In a statement released last week, the Governor reinforced his position: “Vermont’s civil union law has extended the same state rights, responsibilities and benefits of marriage to same-sex couples. I believe our civil union law serves Vermont well and I would support congressional action to extend those benefits at the federal level to states that recognize same-sex unions….I believe that marriage should remain between a man and woman.”
The House vote followed nearly five hours of debate on the subject, according to Vermont Freedom to Marry. The final tally is only five votes short of the two-thirds vote needed to override a veto by the governor. Beth Robinson, Vermont Freedom to Marry’s spokeswoman, told CNN that the House vote was “a testament to the power of telling our stories….We know we’ve got more work to do in the run-up to the override vote.”

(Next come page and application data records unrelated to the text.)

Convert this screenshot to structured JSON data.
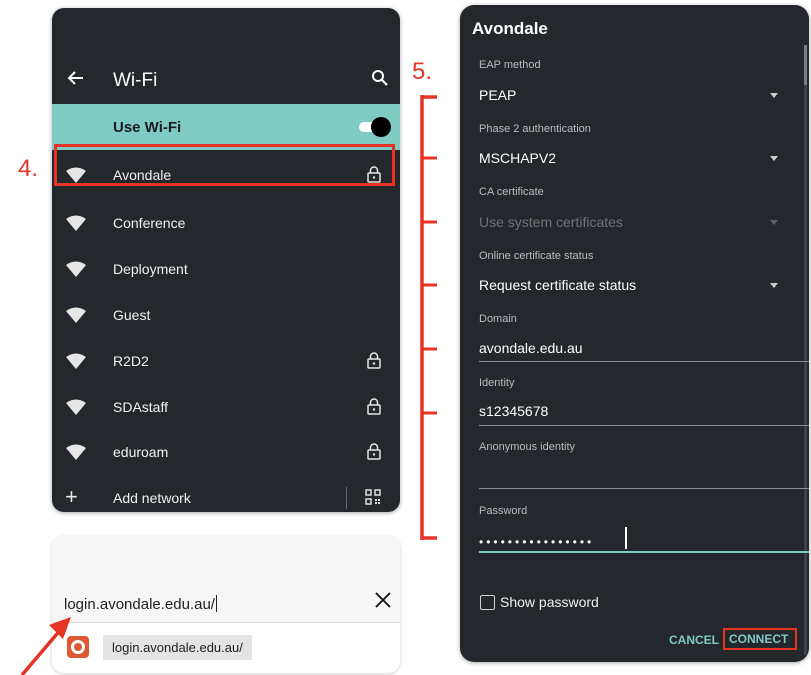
{
  "wifi": {
    "title": "Wi-Fi",
    "use_wifi_label": "Use Wi-Fi",
    "use_wifi_on": true,
    "networks": [
      {
        "name": "Avondale",
        "locked": true
      },
      {
        "name": "Conference",
        "locked": false
      },
      {
        "name": "Deployment",
        "locked": false
      },
      {
        "name": "Guest",
        "locked": false
      },
      {
        "name": "R2D2",
        "locked": true
      },
      {
        "name": "SDAstaff",
        "locked": true
      },
      {
        "name": "eduroam",
        "locked": true
      }
    ],
    "add_network_label": "Add network",
    "icons": {
      "back": "back-arrow-icon",
      "search": "search-icon",
      "wifi": "wifi-icon",
      "lock": "lock-icon",
      "add": "plus-icon",
      "qr": "qr-code-icon"
    }
  },
  "browser": {
    "url_value": "login.avondale.edu.au/",
    "suggestion": "login.avondale.edu.au/",
    "icons": {
      "clear": "close-icon",
      "engine": "duckduckgo-icon"
    }
  },
  "config": {
    "title": "Avondale",
    "eap_method": {
      "label": "EAP method",
      "value": "PEAP"
    },
    "phase2": {
      "label": "Phase 2 authentication",
      "value": "MSCHAPV2"
    },
    "ca_cert": {
      "label": "CA certificate",
      "value": "Use system certificates"
    },
    "ocsp": {
      "label": "Online certificate status",
      "value": "Request certificate status"
    },
    "domain": {
      "label": "Domain",
      "value": "avondale.edu.au"
    },
    "identity": {
      "label": "Identity",
      "value": "s12345678"
    },
    "anon_identity": {
      "label": "Anonymous identity",
      "value": ""
    },
    "password": {
      "label": "Password",
      "masked_value": "••••••••••••••••"
    },
    "show_password_label": "Show password",
    "show_password_checked": false,
    "cancel_label": "CANCEL",
    "connect_label": "CONNECT"
  },
  "annotations": {
    "step4": "4.",
    "step5": "5.",
    "color": "#e53325"
  },
  "colors": {
    "panel_bg": "#24272b",
    "accent": "#7fcbc4",
    "annotation_red": "#e53325"
  }
}
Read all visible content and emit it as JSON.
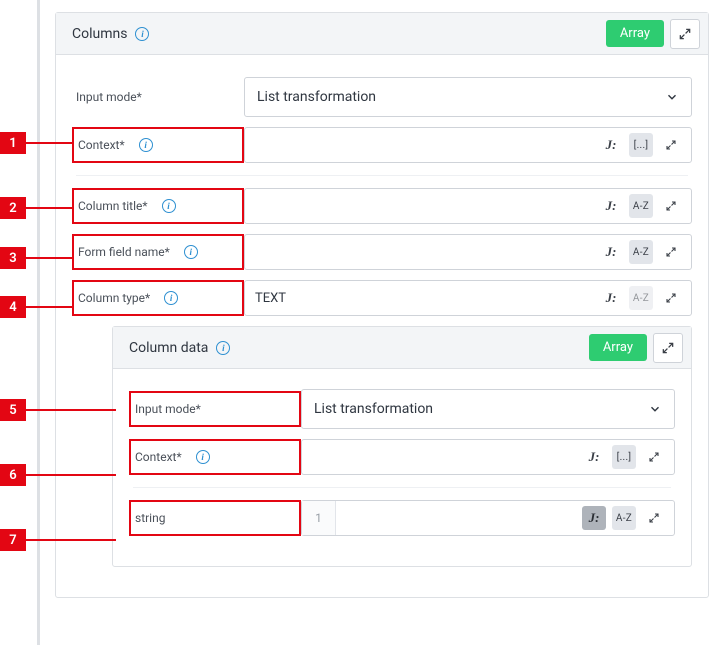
{
  "outer": {
    "title": "Columns",
    "pill": "Array",
    "rows": {
      "input_mode": {
        "label": "Input mode*",
        "value": "List transformation"
      },
      "context": {
        "label": "Context*",
        "badge": "[...]"
      },
      "title": {
        "label": "Column title*",
        "badge": "A-Z"
      },
      "field": {
        "label": "Form field name*",
        "badge": "A-Z"
      },
      "type": {
        "label": "Column type*",
        "value": "TEXT",
        "badge": "A-Z"
      }
    }
  },
  "inner": {
    "title": "Column data",
    "pill": "Array",
    "rows": {
      "input_mode": {
        "label": "Input mode*",
        "value": "List transformation"
      },
      "context": {
        "label": "Context*",
        "badge": "[...]"
      },
      "string": {
        "label": "string",
        "lineno": "1",
        "badge": "A-Z"
      }
    }
  },
  "callouts": [
    "1",
    "2",
    "3",
    "4",
    "5",
    "6",
    "7"
  ]
}
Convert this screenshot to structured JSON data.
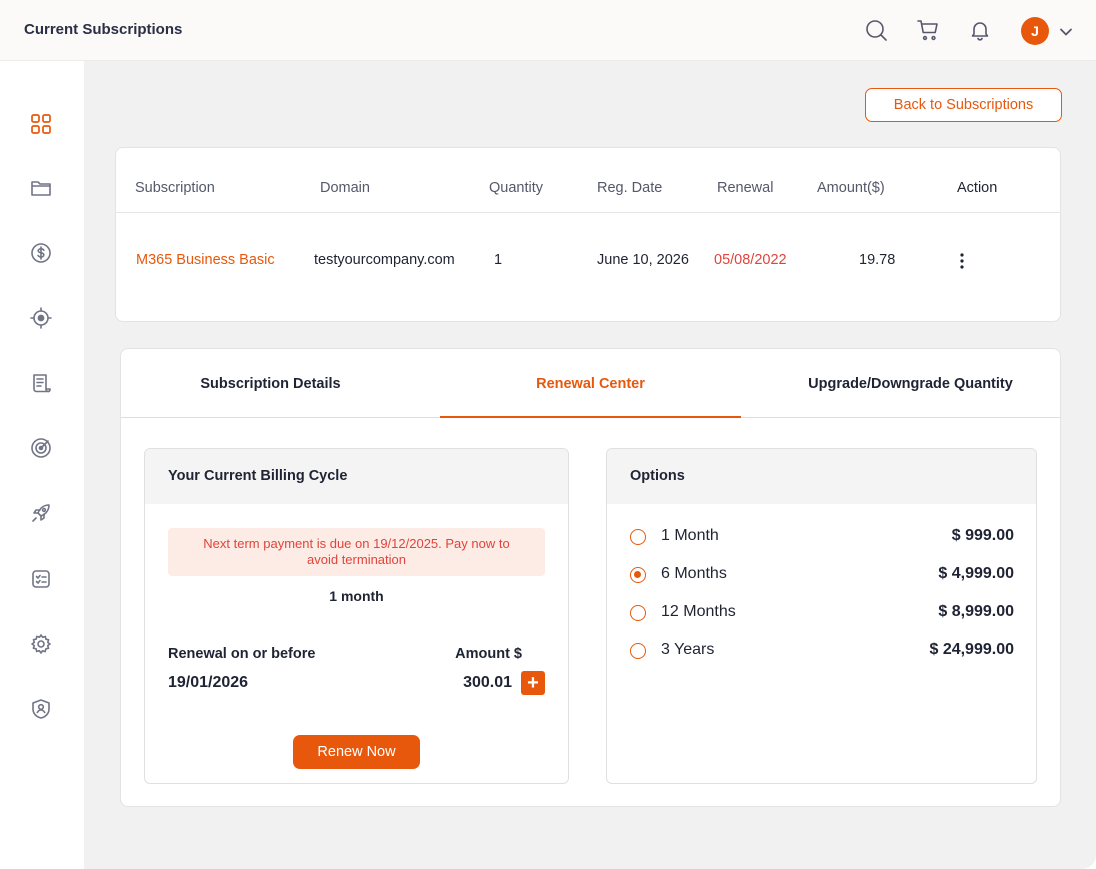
{
  "header": {
    "title": "Current Subscriptions",
    "avatar_initial": "J"
  },
  "sidebar": {
    "items": [
      {
        "icon": "dashboard-icon",
        "active": true
      },
      {
        "icon": "folder-icon"
      },
      {
        "icon": "dollar-icon"
      },
      {
        "icon": "target-icon"
      },
      {
        "icon": "scroll-icon"
      },
      {
        "icon": "radar-icon"
      },
      {
        "icon": "rocket-icon"
      },
      {
        "icon": "checklist-icon"
      },
      {
        "icon": "gear-icon"
      },
      {
        "icon": "shield-icon"
      }
    ]
  },
  "actions": {
    "back_label": "Back to Subscriptions"
  },
  "subscription_table": {
    "headers": [
      "Subscription",
      "Domain",
      "Quantity",
      "Reg. Date",
      "Renewal",
      "Amount($)",
      "Action"
    ],
    "row": {
      "subscription": "M365 Business Basic",
      "domain": "testyourcompany.com",
      "quantity": "1",
      "reg_date": "June 10, 2026",
      "renewal": "05/08/2022",
      "amount": "19.78"
    }
  },
  "tabs": [
    {
      "label": "Subscription Details"
    },
    {
      "label": "Renewal Center",
      "active": true
    },
    {
      "label": "Upgrade/Downgrade Quantity"
    }
  ],
  "billing": {
    "title": "Your Current Billing Cycle",
    "alert": "Next term payment is due on 19/12/2025. Pay now to avoid termination",
    "cycle": "1 month",
    "renewal_label": "Renewal on or before",
    "renewal_date": "19/01/2026",
    "amount_label": "Amount $",
    "amount_value": "300.01",
    "plus_label": "+",
    "renew_button": "Renew Now"
  },
  "options": {
    "title": "Options",
    "items": [
      {
        "label": "1 Month",
        "price": "$ 999.00",
        "selected": false
      },
      {
        "label": "6 Months",
        "price": "$ 4,999.00",
        "selected": true
      },
      {
        "label": "12 Months",
        "price": "$ 8,999.00",
        "selected": false
      },
      {
        "label": "3 Years",
        "price": "$ 24,999.00",
        "selected": false
      }
    ]
  },
  "colors": {
    "accent": "#e8580c",
    "danger": "#e0443a",
    "alert_bg": "#fdebe6"
  }
}
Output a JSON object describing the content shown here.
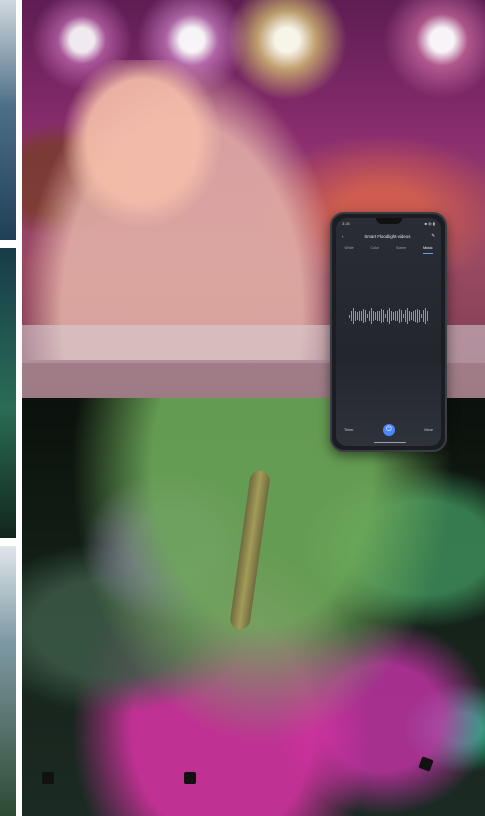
{
  "phone": {
    "time": "3:26",
    "battery": "■ ◍ ▮",
    "title": "Smart Floodlight-videos",
    "tabs": [
      "White",
      "Color",
      "Scene",
      "Music"
    ],
    "active_tab": "Music",
    "bottom": {
      "left": "Timer",
      "right": "More"
    },
    "icons": [
      "back-icon",
      "edit-icon",
      "power-icon"
    ]
  }
}
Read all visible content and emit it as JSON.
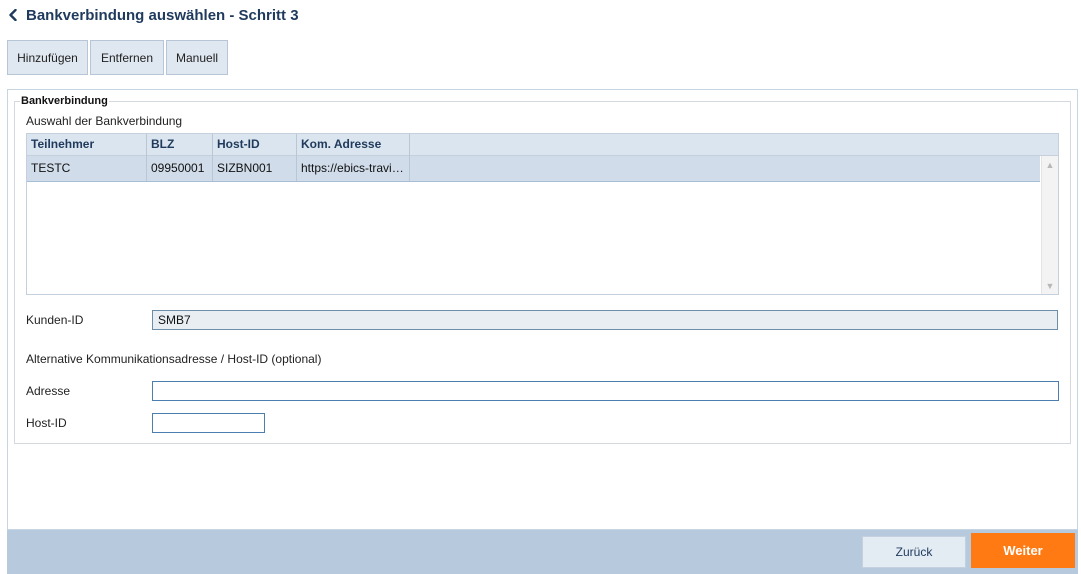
{
  "header": {
    "title": "Bankverbindung auswählen - Schritt 3",
    "back_icon": "chevron-left-icon"
  },
  "toolbar": {
    "add_label": "Hinzufügen",
    "remove_label": "Entfernen",
    "manual_label": "Manuell"
  },
  "bank_section": {
    "legend": "Bankverbindung",
    "subtitle": "Auswahl der Bankverbindung",
    "columns": [
      "Teilnehmer",
      "BLZ",
      "Host-ID",
      "Kom. Adresse"
    ],
    "rows": [
      {
        "teilnehmer": "TESTC",
        "blz": "09950001",
        "host_id": "SIZBN001",
        "kom_adresse": "https://ebics-travi…"
      }
    ]
  },
  "form": {
    "kunden_id_label": "Kunden-ID",
    "kunden_id_value": "SMB7",
    "alt_heading": "Alternative Kommunikationsadresse / Host-ID (optional)",
    "adresse_label": "Adresse",
    "adresse_value": "",
    "host_id_label": "Host-ID",
    "host_id_value": ""
  },
  "footer": {
    "back_label": "Zurück",
    "next_label": "Weiter"
  },
  "colors": {
    "accent": "#ff7a12",
    "title": "#1f3a5c",
    "footer_bar": "#b7c9dd",
    "selected_row": "#d0dcea"
  }
}
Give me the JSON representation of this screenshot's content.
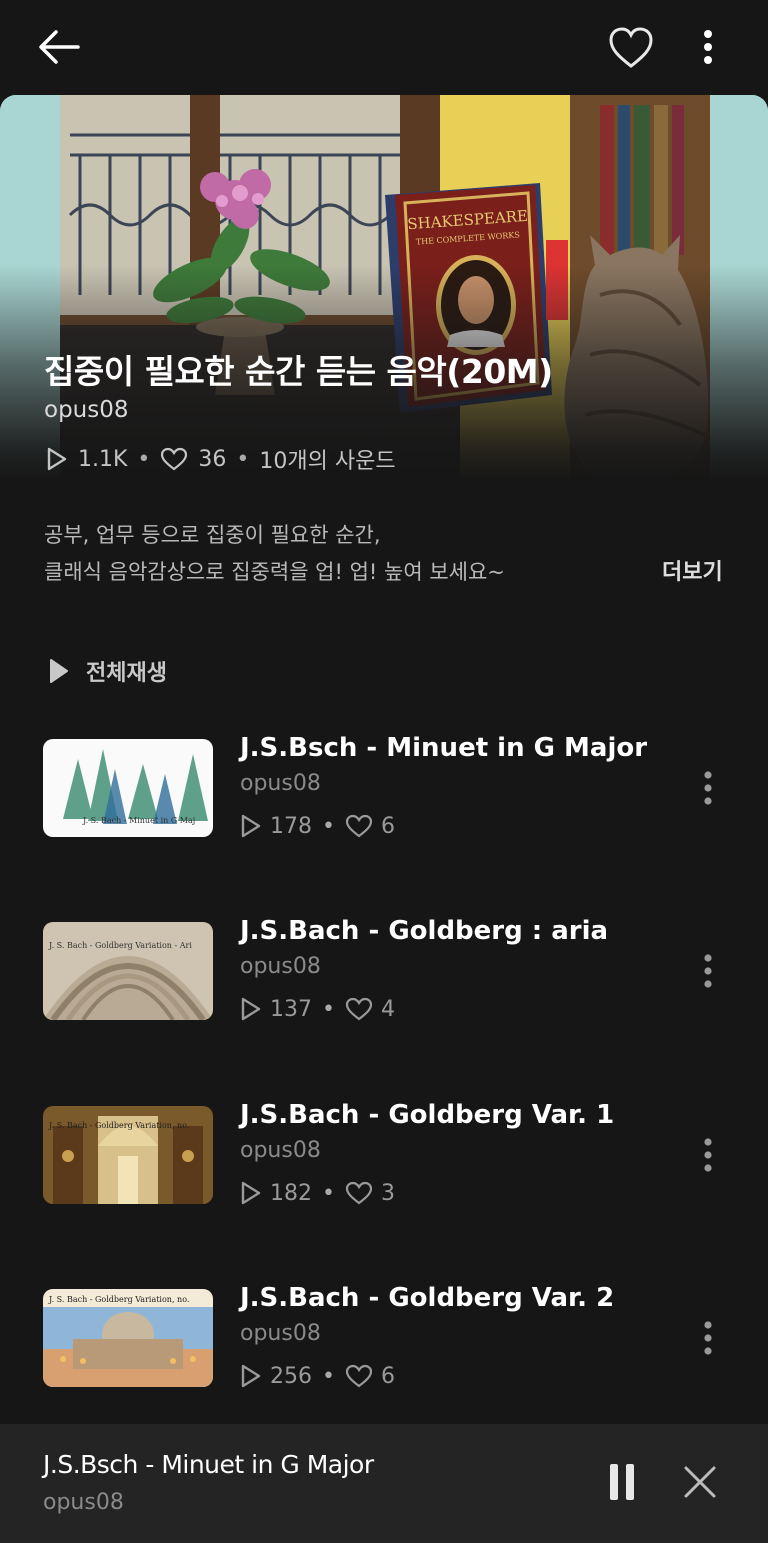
{
  "header": {
    "back_icon": "back-arrow-icon",
    "like_icon": "heart-outline-icon",
    "more_icon": "more-vertical-icon"
  },
  "playlist": {
    "title": "집중이 필요한 순간 듣는 음악(20M)",
    "artist": "opus08",
    "plays": "1.1K",
    "likes": "36",
    "sound_count": "10개의 사운드",
    "description_line1": "공부, 업무 등으로 집중이 필요한 순간,",
    "description_line2": "클래식 음악감상으로 집중력을 업! 업! 높여 보세요~",
    "more_label": "더보기",
    "play_all_label": "전체재생"
  },
  "tracks": [
    {
      "title": "J.S.Bsch - Minuet in G Major",
      "artist": "opus08",
      "plays": "178",
      "likes": "6"
    },
    {
      "title": "J.S.Bach - Goldberg : aria",
      "artist": "opus08",
      "plays": "137",
      "likes": "4"
    },
    {
      "title": "J.S.Bach - Goldberg Var. 1",
      "artist": "opus08",
      "plays": "182",
      "likes": "3"
    },
    {
      "title": "J.S.Bach - Goldberg Var. 2",
      "artist": "opus08",
      "plays": "256",
      "likes": "6"
    }
  ],
  "thumb_captions": {
    "t0": "J. S. Bach - Minuet in G Maj",
    "t1": "J. S. Bach - Goldberg Variation - Ari",
    "t2": "J. S. Bach - Goldberg Variation, no.",
    "t3": "J. S. Bach - Goldberg Variation, no."
  },
  "book_text": {
    "title": "SHAKESPEARE",
    "subtitle": "THE COMPLETE WORKS"
  },
  "mini_player": {
    "title": "J.S.Bsch - Minuet in G Major",
    "artist": "opus08",
    "pause_icon": "pause-icon",
    "close_icon": "close-icon"
  },
  "colors": {
    "background": "#161616",
    "mini_player_bg": "#242424",
    "text_primary": "#ffffff",
    "text_secondary": "#8a8a8a"
  }
}
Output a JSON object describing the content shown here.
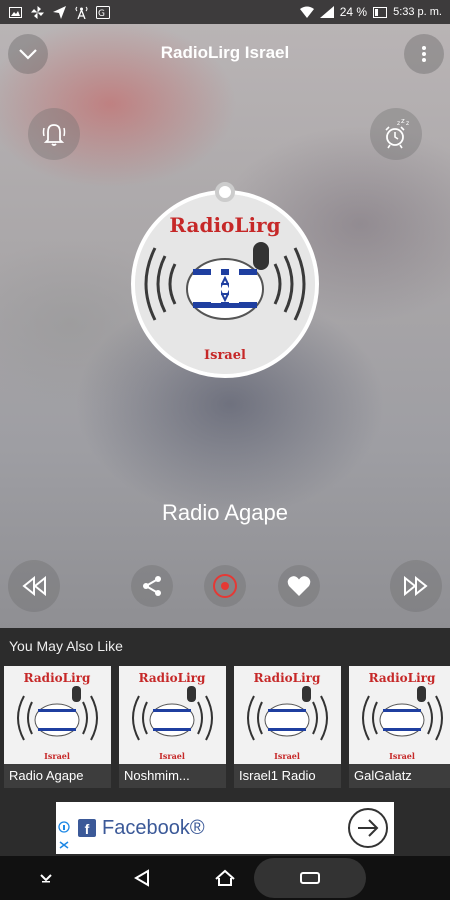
{
  "status_bar": {
    "battery": "24 %",
    "time": "5:33 p. m."
  },
  "header": {
    "title": "RadioLirg Israel"
  },
  "player": {
    "station": "Radio Agape",
    "logo_text": "RadioLirg",
    "logo_subtext": "Israel"
  },
  "suggestions": {
    "title": "You May Also Like",
    "items": [
      {
        "label": "Radio Agape"
      },
      {
        "label": "Noshmim..."
      },
      {
        "label": "Israel1 Radio"
      },
      {
        "label": "GalGalatz"
      }
    ]
  },
  "ad": {
    "text": "Facebook®"
  },
  "colors": {
    "record_red": "#e53935",
    "brand_red": "#c62828",
    "facebook_blue": "#3b5998"
  }
}
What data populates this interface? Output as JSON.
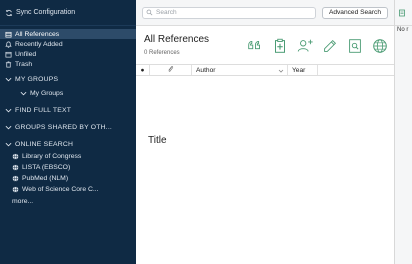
{
  "sidebar": {
    "sync_label": "Sync Configuration",
    "library_items": [
      {
        "label": "All References",
        "icon": "library-icon",
        "selected": true
      },
      {
        "label": "Recently Added",
        "icon": "recently-added-icon"
      },
      {
        "label": "Unfiled",
        "icon": "unfiled-icon"
      },
      {
        "label": "Trash",
        "icon": "trash-icon"
      }
    ],
    "sections": {
      "my_groups": "MY GROUPS",
      "my_groups_sub": "My Groups",
      "find_full_text": "FIND FULL TEXT",
      "groups_shared": "GROUPS SHARED BY OTH...",
      "online_search": "ONLINE SEARCH"
    },
    "online_search_items": [
      {
        "label": "Library of Congress",
        "icon": "globe-icon"
      },
      {
        "label": "LISTA (EBSCO)",
        "icon": "globe-icon"
      },
      {
        "label": "PubMed (NLM)",
        "icon": "globe-icon"
      },
      {
        "label": "Web of Science Core C...",
        "icon": "globe-icon"
      }
    ],
    "more_label": "more..."
  },
  "search": {
    "placeholder": "Search",
    "advanced_label": "Advanced Search"
  },
  "main": {
    "title": "All References",
    "count": "0 References",
    "actions": [
      "quote-icon",
      "insert-citation-icon",
      "add-user-icon",
      "edit-icon",
      "export-icon",
      "online-search-icon"
    ]
  },
  "table": {
    "columns": {
      "read": "●",
      "attachment": "📎",
      "author": "Author",
      "year": "Year",
      "title": "Title"
    },
    "sort_column": "Author",
    "sort_direction": "descending",
    "rows": []
  },
  "right_pane": {
    "text": "No r"
  },
  "colors": {
    "sidebar_bg": "#0f2a44",
    "sidebar_selected": "#2d4b69",
    "icon_green": "#4a9b73"
  }
}
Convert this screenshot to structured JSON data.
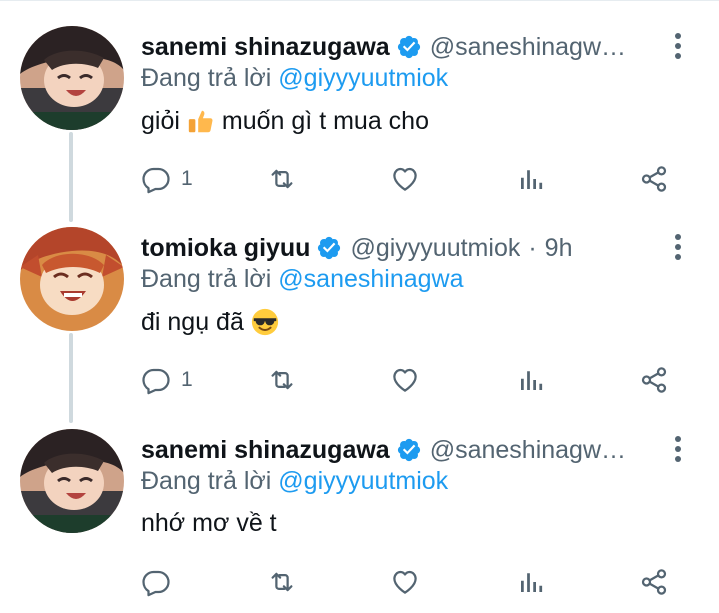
{
  "tweets": [
    {
      "name": "sanemi shinazugawa",
      "handle": "@saneshinagw…",
      "time": "",
      "reply_prefix": "Đang trả lời",
      "reply_mention": "@giyyyuutmiok",
      "text_before": "giỏi",
      "emoji": "thumbs-up",
      "text_after": "muốn gì t mua cho",
      "reply_count": "1",
      "avatar": "sanemi"
    },
    {
      "name": "tomioka giyuu",
      "handle": "@giyyyuutmiok",
      "dot": "·",
      "time": "9h",
      "reply_prefix": "Đang trả lời",
      "reply_mention": "@saneshinagwa",
      "text_before": "đi ngụ đã",
      "emoji": "sunglasses",
      "text_after": "",
      "reply_count": "1",
      "avatar": "giyuu"
    },
    {
      "name": "sanemi shinazugawa",
      "handle": "@saneshinagw…",
      "time": "",
      "reply_prefix": "Đang trả lời",
      "reply_mention": "@giyyyuutmiok",
      "text_before": "nhớ mơ về t",
      "emoji": "",
      "text_after": "",
      "reply_count": "",
      "avatar": "sanemi"
    }
  ],
  "colors": {
    "link": "#1d9bf0",
    "secondary_text": "#536471",
    "primary_text": "#0f1419",
    "thread_line": "#cfd9de"
  },
  "icons": [
    "reply-icon",
    "retweet-icon",
    "like-icon",
    "analytics-icon",
    "share-icon",
    "more-icon",
    "verified-icon"
  ]
}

Vermont became the first state to give civil recognition to gay and lesbian couples with the passage of legislation that established civil unions in the state in 2000. At the time, this law granted same-sex partners the most comprehensive system of domestic partner benefits in the nation, qualifying them for the some 300 rights and benefits available to married couples in the state.